RECORD EXTRACTS —
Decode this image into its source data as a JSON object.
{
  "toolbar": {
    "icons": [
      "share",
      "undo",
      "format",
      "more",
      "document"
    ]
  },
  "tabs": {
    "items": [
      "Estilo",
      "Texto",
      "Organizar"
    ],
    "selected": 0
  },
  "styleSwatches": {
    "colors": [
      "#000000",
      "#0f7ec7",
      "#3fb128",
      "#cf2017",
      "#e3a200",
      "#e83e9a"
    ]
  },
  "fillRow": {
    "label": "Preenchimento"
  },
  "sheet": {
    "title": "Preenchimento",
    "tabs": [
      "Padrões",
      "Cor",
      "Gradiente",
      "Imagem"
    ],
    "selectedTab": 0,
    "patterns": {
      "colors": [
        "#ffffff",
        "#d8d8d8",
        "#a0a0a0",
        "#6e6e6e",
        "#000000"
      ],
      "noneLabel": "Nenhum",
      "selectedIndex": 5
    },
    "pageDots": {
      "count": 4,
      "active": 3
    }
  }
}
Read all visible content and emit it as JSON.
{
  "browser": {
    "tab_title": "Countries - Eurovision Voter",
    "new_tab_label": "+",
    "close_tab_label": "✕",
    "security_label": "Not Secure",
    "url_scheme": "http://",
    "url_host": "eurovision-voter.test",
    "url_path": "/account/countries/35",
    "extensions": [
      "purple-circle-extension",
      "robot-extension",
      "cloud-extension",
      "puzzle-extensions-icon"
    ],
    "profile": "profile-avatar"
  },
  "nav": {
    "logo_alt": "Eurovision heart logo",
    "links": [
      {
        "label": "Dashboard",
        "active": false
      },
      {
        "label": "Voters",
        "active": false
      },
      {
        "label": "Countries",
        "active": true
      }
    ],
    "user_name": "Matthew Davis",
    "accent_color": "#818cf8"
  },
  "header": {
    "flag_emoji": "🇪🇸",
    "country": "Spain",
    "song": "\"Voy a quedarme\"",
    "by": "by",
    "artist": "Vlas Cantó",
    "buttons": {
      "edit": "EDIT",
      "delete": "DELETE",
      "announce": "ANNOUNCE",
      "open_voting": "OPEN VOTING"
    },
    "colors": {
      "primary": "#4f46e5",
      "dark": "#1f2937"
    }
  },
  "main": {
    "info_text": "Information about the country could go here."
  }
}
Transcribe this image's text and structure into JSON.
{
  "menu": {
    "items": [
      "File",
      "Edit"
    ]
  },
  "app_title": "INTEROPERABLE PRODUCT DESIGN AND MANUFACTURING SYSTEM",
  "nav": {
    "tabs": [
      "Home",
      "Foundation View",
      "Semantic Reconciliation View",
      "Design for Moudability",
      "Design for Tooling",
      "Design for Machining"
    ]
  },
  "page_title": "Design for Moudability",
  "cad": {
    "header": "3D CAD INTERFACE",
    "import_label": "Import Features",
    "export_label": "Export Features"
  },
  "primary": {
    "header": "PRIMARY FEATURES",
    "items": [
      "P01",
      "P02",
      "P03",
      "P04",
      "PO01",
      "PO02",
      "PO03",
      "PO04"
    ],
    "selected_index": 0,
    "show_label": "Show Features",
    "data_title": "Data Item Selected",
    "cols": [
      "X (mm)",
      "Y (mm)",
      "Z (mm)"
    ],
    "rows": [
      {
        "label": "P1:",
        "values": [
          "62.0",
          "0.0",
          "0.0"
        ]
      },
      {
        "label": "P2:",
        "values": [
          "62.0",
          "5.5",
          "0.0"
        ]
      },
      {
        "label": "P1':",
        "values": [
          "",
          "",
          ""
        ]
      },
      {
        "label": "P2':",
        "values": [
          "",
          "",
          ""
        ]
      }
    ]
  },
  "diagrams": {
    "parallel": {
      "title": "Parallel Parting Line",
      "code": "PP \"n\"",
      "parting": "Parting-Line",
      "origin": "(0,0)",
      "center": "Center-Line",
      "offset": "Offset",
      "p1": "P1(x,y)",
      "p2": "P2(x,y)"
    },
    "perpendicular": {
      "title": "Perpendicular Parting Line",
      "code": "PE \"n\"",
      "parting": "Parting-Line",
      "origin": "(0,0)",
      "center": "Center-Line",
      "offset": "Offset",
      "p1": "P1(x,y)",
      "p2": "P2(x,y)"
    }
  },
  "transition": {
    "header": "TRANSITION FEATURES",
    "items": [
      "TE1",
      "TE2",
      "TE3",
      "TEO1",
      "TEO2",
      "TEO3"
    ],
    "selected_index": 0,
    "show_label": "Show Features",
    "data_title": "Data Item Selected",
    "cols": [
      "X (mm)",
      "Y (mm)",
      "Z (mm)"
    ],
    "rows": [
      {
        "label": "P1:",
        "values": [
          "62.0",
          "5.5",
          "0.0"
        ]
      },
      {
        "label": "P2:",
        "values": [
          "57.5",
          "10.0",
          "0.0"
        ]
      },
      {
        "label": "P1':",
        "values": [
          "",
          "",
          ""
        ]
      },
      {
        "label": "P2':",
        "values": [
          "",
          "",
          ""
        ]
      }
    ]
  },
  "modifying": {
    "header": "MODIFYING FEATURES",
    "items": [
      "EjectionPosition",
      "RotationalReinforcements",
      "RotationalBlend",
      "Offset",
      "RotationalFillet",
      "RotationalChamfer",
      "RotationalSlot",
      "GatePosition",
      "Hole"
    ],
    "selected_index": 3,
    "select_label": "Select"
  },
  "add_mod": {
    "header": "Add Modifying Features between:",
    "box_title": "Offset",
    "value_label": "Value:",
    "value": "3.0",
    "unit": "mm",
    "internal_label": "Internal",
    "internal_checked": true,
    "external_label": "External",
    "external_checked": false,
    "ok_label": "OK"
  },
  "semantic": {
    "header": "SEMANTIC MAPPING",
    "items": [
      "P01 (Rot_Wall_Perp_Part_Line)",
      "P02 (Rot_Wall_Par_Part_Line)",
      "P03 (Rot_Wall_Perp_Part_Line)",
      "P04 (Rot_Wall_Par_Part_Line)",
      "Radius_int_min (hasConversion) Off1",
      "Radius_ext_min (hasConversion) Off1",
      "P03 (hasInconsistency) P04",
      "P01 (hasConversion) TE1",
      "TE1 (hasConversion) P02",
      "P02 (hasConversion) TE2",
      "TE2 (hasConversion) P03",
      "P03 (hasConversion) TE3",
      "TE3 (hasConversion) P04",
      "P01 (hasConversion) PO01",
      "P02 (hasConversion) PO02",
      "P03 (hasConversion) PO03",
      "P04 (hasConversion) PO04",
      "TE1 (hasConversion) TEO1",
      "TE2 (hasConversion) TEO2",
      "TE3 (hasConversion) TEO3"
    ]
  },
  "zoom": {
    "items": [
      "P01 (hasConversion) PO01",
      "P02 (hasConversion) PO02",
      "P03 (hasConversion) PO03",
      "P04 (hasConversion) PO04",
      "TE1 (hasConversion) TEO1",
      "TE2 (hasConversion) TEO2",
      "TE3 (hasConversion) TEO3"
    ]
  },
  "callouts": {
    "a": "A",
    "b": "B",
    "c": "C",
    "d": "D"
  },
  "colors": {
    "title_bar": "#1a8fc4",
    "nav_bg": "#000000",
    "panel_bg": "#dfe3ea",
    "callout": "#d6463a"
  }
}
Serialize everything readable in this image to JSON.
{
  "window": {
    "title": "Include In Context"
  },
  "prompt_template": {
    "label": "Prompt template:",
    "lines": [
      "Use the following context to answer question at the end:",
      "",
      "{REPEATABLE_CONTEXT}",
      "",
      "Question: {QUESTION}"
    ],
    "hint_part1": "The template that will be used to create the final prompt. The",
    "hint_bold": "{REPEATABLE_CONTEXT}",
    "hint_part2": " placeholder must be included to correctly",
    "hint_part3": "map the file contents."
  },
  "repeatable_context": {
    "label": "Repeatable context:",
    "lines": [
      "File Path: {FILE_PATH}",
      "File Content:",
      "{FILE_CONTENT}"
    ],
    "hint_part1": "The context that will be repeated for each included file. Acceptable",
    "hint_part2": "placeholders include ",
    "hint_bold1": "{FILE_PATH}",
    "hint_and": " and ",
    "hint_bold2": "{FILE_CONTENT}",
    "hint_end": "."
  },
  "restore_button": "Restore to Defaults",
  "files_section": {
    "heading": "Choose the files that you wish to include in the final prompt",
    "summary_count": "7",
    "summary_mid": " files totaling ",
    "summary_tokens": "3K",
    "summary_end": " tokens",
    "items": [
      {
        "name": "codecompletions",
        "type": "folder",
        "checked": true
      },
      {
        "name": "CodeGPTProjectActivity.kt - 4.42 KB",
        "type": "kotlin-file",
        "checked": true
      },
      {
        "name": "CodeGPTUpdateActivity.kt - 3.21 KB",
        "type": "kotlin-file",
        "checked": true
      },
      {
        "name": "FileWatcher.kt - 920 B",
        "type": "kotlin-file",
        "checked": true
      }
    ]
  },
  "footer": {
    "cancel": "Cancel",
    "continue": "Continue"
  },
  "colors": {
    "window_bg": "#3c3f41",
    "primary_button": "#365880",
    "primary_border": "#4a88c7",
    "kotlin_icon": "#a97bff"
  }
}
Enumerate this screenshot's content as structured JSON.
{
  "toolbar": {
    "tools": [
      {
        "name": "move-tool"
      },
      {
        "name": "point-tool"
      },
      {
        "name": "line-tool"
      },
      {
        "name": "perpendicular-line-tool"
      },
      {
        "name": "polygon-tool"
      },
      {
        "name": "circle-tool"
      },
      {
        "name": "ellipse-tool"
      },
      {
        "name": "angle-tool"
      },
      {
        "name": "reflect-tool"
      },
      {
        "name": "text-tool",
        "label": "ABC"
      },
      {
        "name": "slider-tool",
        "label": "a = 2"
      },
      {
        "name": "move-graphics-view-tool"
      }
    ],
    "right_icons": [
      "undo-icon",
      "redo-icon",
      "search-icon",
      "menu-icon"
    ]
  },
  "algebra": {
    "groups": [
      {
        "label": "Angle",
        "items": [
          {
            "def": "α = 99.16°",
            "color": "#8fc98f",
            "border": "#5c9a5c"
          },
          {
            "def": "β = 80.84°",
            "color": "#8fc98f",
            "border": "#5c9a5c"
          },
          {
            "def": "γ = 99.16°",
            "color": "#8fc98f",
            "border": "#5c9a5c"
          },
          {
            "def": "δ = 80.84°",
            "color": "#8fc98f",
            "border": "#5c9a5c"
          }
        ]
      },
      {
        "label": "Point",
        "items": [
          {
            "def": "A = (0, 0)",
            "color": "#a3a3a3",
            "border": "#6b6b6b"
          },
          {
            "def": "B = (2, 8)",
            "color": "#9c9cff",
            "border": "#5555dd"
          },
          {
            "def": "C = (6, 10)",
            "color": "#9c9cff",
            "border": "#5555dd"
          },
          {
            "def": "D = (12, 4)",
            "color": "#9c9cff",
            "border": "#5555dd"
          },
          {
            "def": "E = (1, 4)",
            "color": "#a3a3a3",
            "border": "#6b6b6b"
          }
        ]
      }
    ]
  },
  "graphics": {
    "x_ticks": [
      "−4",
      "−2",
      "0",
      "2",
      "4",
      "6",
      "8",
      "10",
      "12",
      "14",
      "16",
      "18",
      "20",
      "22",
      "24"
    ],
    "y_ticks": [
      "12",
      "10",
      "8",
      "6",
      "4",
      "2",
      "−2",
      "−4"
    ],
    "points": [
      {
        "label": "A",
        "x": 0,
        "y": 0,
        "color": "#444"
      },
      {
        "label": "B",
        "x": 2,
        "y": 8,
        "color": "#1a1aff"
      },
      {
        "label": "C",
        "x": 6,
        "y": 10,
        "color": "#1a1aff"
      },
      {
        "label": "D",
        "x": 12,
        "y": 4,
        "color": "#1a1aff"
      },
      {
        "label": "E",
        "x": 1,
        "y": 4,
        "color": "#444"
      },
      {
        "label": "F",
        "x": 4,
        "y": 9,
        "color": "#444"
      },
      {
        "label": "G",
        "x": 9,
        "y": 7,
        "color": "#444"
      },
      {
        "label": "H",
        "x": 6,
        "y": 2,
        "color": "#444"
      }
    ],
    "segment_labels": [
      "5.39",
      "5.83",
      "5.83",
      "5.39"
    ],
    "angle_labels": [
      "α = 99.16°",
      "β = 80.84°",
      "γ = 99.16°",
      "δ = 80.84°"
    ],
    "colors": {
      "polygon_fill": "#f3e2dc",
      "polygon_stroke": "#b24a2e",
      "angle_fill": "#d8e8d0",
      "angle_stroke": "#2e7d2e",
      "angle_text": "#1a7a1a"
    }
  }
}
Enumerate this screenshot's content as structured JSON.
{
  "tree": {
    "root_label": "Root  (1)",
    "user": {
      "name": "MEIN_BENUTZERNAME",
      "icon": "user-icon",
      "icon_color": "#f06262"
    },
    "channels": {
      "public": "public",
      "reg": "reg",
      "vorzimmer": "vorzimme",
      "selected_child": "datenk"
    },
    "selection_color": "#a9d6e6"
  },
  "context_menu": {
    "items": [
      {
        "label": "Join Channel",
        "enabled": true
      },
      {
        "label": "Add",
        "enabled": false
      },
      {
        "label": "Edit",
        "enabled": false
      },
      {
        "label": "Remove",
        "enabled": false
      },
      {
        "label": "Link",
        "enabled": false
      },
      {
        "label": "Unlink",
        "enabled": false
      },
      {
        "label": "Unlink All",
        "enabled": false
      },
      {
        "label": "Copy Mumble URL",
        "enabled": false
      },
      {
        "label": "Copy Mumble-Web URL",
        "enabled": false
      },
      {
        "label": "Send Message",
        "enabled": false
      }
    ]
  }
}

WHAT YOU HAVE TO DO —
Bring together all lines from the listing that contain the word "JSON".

TASK SOLUTION —
Decode this image into its source data as a JSON object.
Read all visible content and emit it as JSON.
Transcribe this image's text and structure into JSON.
Serialize everything readable in this image to JSON.
Enumerate this screenshot's content as structured JSON.
Enumerate this screenshot's content as structured JSON.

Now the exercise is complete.